A couple of weeks ago I was invited at the first National Open Government Partnership Forum in Skopje, Macedonia, for the panel titled “OGP-related Initiatives at the Local Level - Comparative Perspectives”. Here’s a short trip report, complete of link to my slides. The Forum included a good summary of the OGP/Open Data landscape, from which I’d like to quote, in no particular order (*) some remarks and statements I’ve found more interesting for me and (as far as I can tell, of course!
- The title says it all. The Document Freedom Day “celebrates the importance of Open Standards for all electronic documents, whether public or private”. And these are the reasons why all Catholics, and all Christians in general, should promote this kind of event and take an active part in it: November 2005: Free Software’s surprising sympathy with Catholic doctrine April 2006: The Elèutheros Manifesto Aprile 2013: Catholics and the Openness Revolution Open
- USA federal courts plan to destroy all records on judicial cases that did not go to trial that were filed between 1970 and 1995 and reduce the current retention time for other records from 25 to 15 years. The reason is saving money. Preserving those files cost over $6.2 million last year. The new plan “will help save $7.7 million over the next 10 years”. Of course, this is causing great concern among legal historians and advocates for public access to important information.
- update 2011/08/02: please see comment by TIm O’Reilly at the end of the post Instructables is a web-based service created to “enable open-source hardware by [allowing] users to collaboratively design, document, build, and market their ideas”. Instructables was just acquired by Autodesk, the world leader in 3D design and engineering software. Autodesk believes that this move “will assist makers of all types by linking Instructables’ vibrant online community to Autodesk software tools and services”.
- Last month Corriere della Sera, one of the major Italian newspapers, asked several novelists and other writers if and how the age of ebooks is changing fiction and the general approach to creation of literature. It was an interesting read, because it contained both pearls of wisdom and things that are either irrelevant or simply wrong, but all said by the same “gurus”. Italian writer Alberto Bevilacqua never imagined any of his books in electronic format, also because he can’t fathom “how its cover could be, or where I could write a dedication”.
- This is an answer to this and other comments from “Anonymous” to my article Software is too important to leave it to programmers. Dear anonymous, let’s start from this: I work in a law office. I’m quite familiar with legal citations used throughout the country. In my first answer to you I said “governmentS”. Plural. The world is not the USA, it’s much bigger than that. I don’t write for USA only audiences and you should never assume that something is only about USA only because it happens to be in English.
- On February 2nd, 2011, Italian publishing house Garamond left the Association of Italian Editors (AIE) and proposed to abandon the official Italian procedure for adoption of textbooks by schools because: every year Italian families with children in school spend 700 millions Euros (whereas other European countries spend from 25 to 80% less) to buy expensive, heavy textbooks that often are only half used and cannot be resold because every 2⁄3 years arrives an “updated edition” that becomes THE adopted textbook even if it isn’t really necessary
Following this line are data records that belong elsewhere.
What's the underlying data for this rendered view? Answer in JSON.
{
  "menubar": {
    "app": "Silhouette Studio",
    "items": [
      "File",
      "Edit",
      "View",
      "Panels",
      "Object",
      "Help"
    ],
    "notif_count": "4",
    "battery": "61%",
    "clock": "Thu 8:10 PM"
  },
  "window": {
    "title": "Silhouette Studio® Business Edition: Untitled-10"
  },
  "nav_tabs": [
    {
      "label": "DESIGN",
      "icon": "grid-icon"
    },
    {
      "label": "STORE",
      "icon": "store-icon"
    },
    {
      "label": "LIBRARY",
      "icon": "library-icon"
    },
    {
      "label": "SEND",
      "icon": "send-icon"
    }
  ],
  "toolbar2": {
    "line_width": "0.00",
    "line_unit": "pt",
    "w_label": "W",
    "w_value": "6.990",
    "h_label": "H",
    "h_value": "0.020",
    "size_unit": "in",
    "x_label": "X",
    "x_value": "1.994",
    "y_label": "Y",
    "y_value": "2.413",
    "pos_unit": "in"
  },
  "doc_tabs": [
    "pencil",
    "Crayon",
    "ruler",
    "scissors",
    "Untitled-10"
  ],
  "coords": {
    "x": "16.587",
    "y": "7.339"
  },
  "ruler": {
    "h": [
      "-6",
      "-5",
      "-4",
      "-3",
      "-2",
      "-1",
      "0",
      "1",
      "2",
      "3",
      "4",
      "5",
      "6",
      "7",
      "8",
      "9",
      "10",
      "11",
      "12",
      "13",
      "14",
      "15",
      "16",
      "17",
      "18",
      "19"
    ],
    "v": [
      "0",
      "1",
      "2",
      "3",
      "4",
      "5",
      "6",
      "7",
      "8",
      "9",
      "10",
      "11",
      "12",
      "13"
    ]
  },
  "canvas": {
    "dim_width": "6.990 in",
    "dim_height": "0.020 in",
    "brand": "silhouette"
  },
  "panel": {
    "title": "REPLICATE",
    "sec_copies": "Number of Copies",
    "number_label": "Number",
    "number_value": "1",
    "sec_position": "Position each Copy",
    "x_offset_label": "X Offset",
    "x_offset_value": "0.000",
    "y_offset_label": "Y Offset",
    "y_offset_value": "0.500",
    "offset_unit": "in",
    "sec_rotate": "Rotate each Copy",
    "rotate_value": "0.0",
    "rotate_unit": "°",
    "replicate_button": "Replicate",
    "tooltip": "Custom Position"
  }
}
- What you are about to read is a file that I recently recovered from an old folder I had forgotten. In and by itself, it contains nothing new, only things that I and others (often better than me) have already explained providing plenty of details. The main, if not only interest of the short rant below is the simple fact that almost everything I wrote really looks like as a still accurate and (as of early 2011) just written description of Information Technology inside and for Public Administration.
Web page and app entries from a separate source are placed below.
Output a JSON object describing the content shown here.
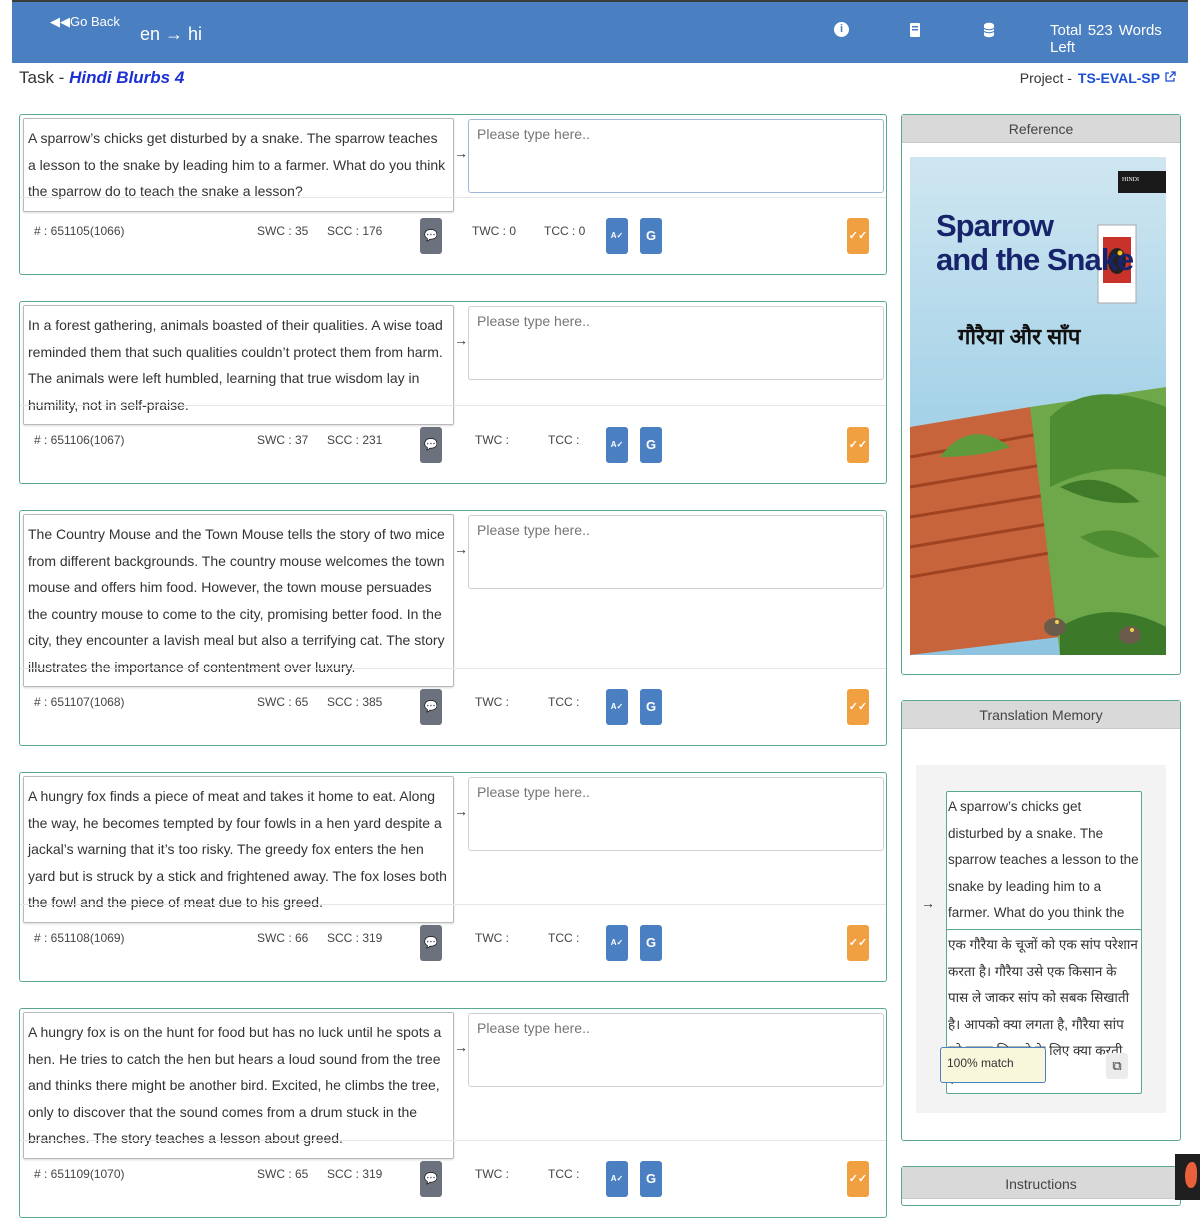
{
  "header": {
    "go_back": "◀◀Go Back",
    "lang_pair": "en → hi",
    "icons": [
      "info-icon",
      "book-icon",
      "database-icon"
    ],
    "words_total_label": "Total",
    "words_count": "523",
    "words_left_label": "Words Left"
  },
  "task": {
    "label": "Task -",
    "name": "Hindi Blurbs 4"
  },
  "project": {
    "label": "Project -",
    "name": "TS-EVAL-SP"
  },
  "target_placeholder": "Please type here..",
  "segments": [
    {
      "source": "A sparrow’s chicks get disturbed by a snake. The sparrow teaches a lesson to the snake by leading him to a farmer. What do you think the sparrow do to teach the snake a lesson?",
      "id": "# : 651105(1066)",
      "swc": "SWC : 35",
      "scc": "SCC : 176",
      "twc": "TWC : 0",
      "tcc": "TCC : 0"
    },
    {
      "source": "In a forest gathering, animals boasted of their qualities. A wise toad reminded them that such qualities couldn’t protect them from harm. The animals were left humbled, learning that true wisdom lay in humility, not in self-praise.",
      "id": "# : 651106(1067)",
      "swc": "SWC : 37",
      "scc": "SCC : 231",
      "twc": "TWC :",
      "tcc": "TCC :"
    },
    {
      "source": "The Country Mouse and the Town Mouse tells the story of two mice from different backgrounds. The country mouse welcomes the town mouse and offers him food. However, the town mouse persuades the country mouse to come to the city, promising better food. In the city, they encounter a lavish meal but also a terrifying cat. The story illustrates the importance of contentment over luxury.",
      "id": "# : 651107(1068)",
      "swc": "SWC : 65",
      "scc": "SCC : 385",
      "twc": "TWC :",
      "tcc": "TCC :"
    },
    {
      "source": "A hungry fox finds a piece of meat and takes it home to eat. Along the way, he becomes tempted by four fowls in a hen yard despite a jackal’s warning that it’s too risky. The greedy fox enters the hen yard but is struck by a stick and frightened away. The fox loses both the fowl and the piece of meat due to his greed.",
      "id": "# : 651108(1069)",
      "swc": "SWC : 66",
      "scc": "SCC : 319",
      "twc": "TWC :",
      "tcc": "TCC :"
    },
    {
      "source": "A hungry fox is on the hunt for food but has no luck until he spots a hen. He tries to catch the hen but hears a loud sound from the tree and thinks there might be another bird. Excited, he climbs the tree, only to discover that the sound comes from a drum stuck in the branches. The story teaches a lesson about greed.",
      "id": "# : 651109(1070)",
      "swc": "SWC : 65",
      "scc": "SCC : 319",
      "twc": "TWC :",
      "tcc": "TCC :"
    }
  ],
  "reference": {
    "title": "Reference",
    "book_tag": "HINDI",
    "book_title_line1": "Sparrow",
    "book_title_line2": "and the Snake",
    "book_title_hindi": "गौरैया और साँप"
  },
  "tm": {
    "title": "Translation Memory",
    "source": "A sparrow’s chicks get disturbed by a snake. The sparrow teaches a lesson to the snake by leading him to a farmer. What do you think the sparrow do to teach the snake a lesson?",
    "target": "एक गौरैया के चूजों को एक सांप परेशान करता है। गौरैया उसे एक किसान के पास ले जाकर सांप को सबक सिखाती है। आपको क्या लगता है, गौरैया सांप को सबक सिखाने के लिए क्या करती है?",
    "match": "100% match"
  },
  "instructions": {
    "title": "Instructions"
  },
  "colors": {
    "header": "#4a7fc1",
    "accent_green": "#5aa98a",
    "done_orange": "#f0a040"
  }
}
- (this is the second part of the translation, with some links updated, of an article I wrote in June 2007 on this topic. The first part is here) Are computers limitable? The concept that you should use a tool only if you can “limit” it, that is if you can foresee and limit its potential damage by defining and regulating in advance how it can or should be used, creates more problems.
- Tonight I wanted to watch on my computer, in streaming thanks to this wonderful worldwide Web that makes us all brothers and that all the Italian Political Parties who care about the future hail as an enabler of democracy and participation, an italian live show called the Bunga Bunga Dictator. Bunga Bunga is.. er, I’ll leave the definition to the Urban Dictionary. The dictator is Italy’s Prime Minister Silvio Berlusconi, who is… er, you’ve probably heard of him already and if you haven’t, ask the Guardian.